## WORK TO BE COMPLETED
Using the records below, filter out every line that lacks "Notify" and copy the rest.

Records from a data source
============================================================

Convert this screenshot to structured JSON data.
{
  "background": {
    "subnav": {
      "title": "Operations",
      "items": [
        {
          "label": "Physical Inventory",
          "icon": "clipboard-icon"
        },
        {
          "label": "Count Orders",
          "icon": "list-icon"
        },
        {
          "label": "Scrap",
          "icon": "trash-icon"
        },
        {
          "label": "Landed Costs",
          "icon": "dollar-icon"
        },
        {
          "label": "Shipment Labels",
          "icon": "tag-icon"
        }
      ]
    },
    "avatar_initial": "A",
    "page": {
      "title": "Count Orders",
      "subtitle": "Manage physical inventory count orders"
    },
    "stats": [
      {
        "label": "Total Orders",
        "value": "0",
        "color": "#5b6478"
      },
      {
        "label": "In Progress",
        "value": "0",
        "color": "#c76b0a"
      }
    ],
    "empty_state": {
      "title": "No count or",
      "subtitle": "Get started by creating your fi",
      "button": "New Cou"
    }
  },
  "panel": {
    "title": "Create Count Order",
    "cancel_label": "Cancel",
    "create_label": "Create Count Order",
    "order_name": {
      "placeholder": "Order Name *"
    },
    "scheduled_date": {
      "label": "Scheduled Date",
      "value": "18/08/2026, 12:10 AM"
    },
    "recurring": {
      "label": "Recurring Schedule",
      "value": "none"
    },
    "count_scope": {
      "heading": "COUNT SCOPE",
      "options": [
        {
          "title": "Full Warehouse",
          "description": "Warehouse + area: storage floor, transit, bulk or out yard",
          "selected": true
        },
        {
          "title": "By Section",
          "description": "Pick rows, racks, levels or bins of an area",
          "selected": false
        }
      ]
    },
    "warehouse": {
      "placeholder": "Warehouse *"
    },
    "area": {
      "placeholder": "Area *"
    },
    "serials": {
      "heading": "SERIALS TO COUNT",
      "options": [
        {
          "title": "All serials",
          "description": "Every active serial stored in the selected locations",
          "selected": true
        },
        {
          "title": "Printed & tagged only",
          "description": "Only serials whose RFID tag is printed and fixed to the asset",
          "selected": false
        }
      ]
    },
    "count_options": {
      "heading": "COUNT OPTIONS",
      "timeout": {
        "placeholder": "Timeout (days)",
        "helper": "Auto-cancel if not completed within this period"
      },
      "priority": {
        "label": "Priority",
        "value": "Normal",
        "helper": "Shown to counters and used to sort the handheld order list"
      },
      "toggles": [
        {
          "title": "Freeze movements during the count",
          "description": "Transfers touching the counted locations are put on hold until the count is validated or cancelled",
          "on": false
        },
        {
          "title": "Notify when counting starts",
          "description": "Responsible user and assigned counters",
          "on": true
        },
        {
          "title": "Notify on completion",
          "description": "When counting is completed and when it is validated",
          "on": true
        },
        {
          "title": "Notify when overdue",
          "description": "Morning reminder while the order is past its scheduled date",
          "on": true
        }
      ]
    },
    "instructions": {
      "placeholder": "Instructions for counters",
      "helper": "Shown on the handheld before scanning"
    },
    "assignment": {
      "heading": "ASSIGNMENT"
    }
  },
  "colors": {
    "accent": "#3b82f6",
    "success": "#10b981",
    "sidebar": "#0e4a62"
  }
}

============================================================

## TASK SOLUTION
          "title": "Notify when counting starts",
          "title": "Notify on completion",
          "title": "Notify when overdue",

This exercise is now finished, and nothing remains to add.